Dentists can advise you about the dangers of too much sugar, but they can’t actually stop you from having an unhealthily sugary diet. That’s up to all of us as aware individuals and families. The problem is finding the determination to have less sugar and more of anything that is healthier. Sometimes, it takes a little persuasion that alternatives to sweet but unhealthy things to eat and drink really do exist. Recently there has been a surge of interest in “sugar swaps”. Basically, these are ways you can swap a high sugar content food or drink for a low sugar one, yet still be attracted to its taste. Here are some examples of some suggested sugars swaps you can try yourself. They might just save your teeth!
Sugar Swap: From sugary carbonated drinks to soda water with a twist of fruit.
It’s been reported that children absorb a third of their daily sugar intake, which is 3 times what is considered safe, from drinking fizzy drinks. It’s not just fizzy drinks, either. Fruit juices and even some types of coffee have way too much sugar. Plain water is best, but admittedly tasteless unless you are thirsty. Try swapping the sugar filled drinks with equally fizzy soda water with some fruit squeezed into it.
Sugar Swap: From biscuits and cakes to fruit, bagels, plain rice cakes and toast with low fat spread.
Sweetened biscuits and cakes can be swapped for anything on the list above. A lot of sweet snacks are eaten because of poor eating habits. It has become a bit of a habit to get into snacking on sugar instead of eating healthier but more filling meals.
Sugar Swap: From sugary yoghurt, ice cream, ice lollies and sweet desserts to low sugar yoghurt with added nuts and /or fruit.
Most supermarkets will give an indication of alternatives where they are available between sugar filled items and low sugar ones like chocolate and yoghurt. If the differences aren’t labelled close to where the products are shelved, check the labels on the products themselves.
Sugar Swap: From sweet coffee drinks to teas and iced lattes.
Coffee has grown in popularity and the number of coffee laced drinks has mushroomed. Some of the admittedly tasty ones are sugar stacked, but there are several alternative ways of getting a hit from caffeine without rotting your teeth.
Keep a check on your teeth

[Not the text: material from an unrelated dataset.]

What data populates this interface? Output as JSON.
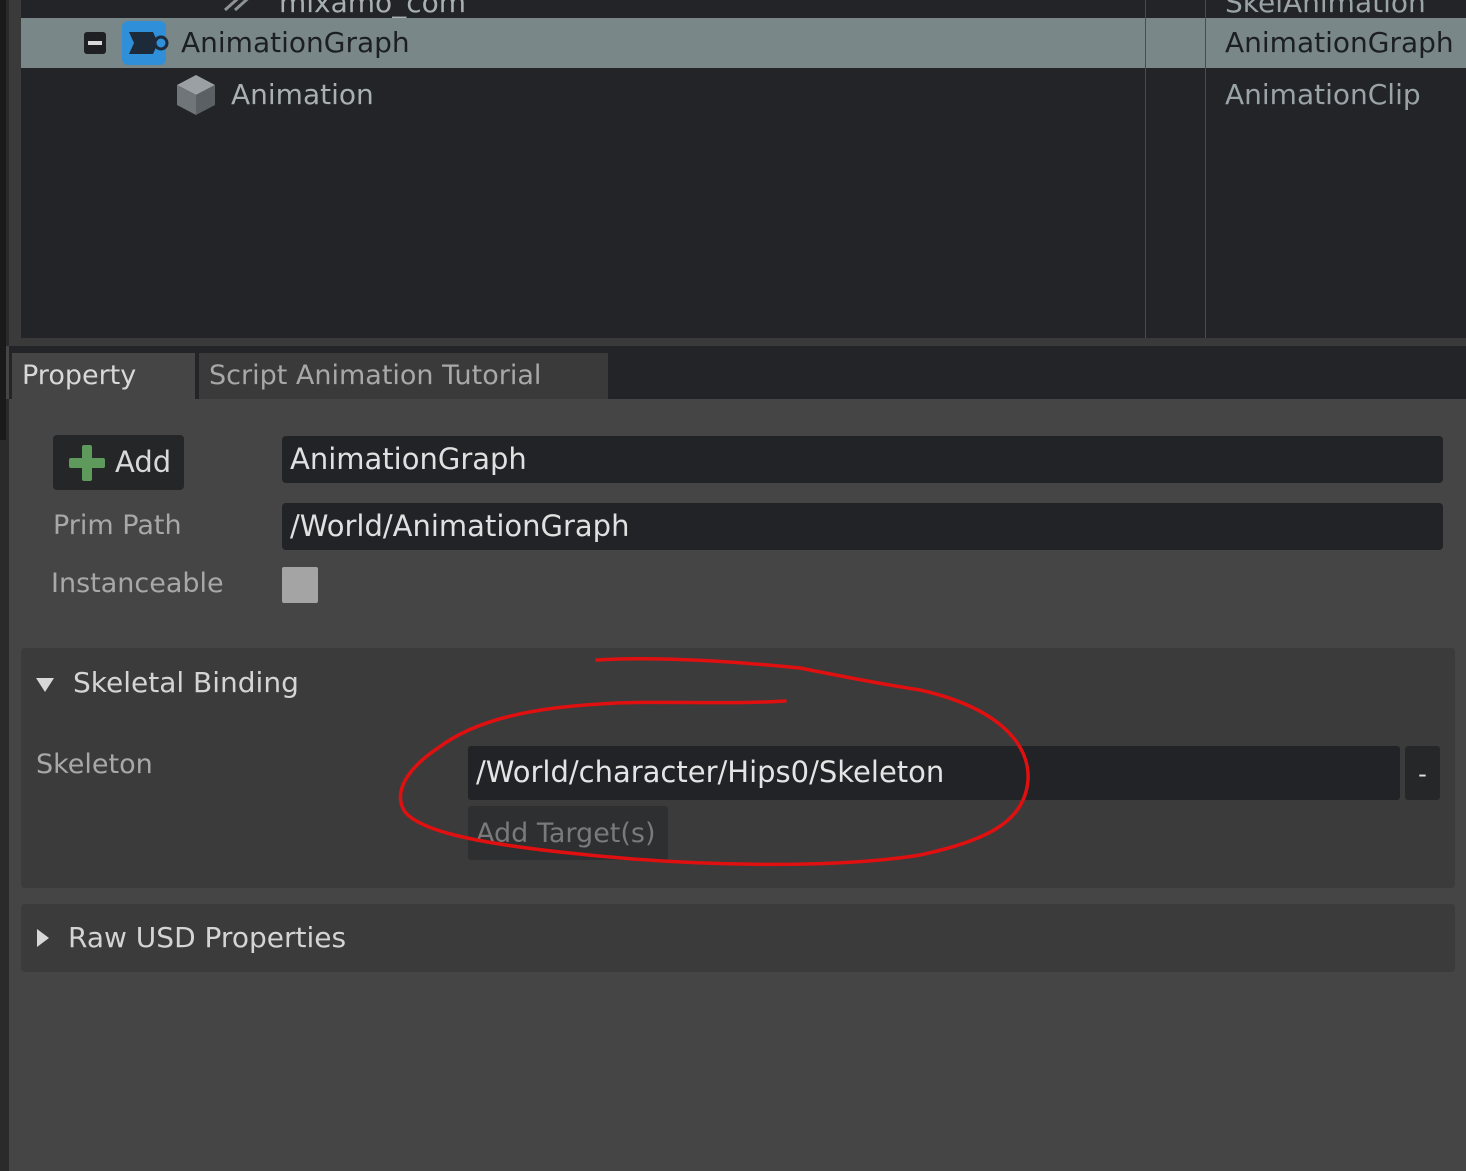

By making regular visits, every 6 months to your family dentist, you will find out just what your diet is doing to your teeth and whether a change in what you eat and drink using sugar swaps is having a positive influence. This is a good time to discuss dietary alternatives with the dentist, too.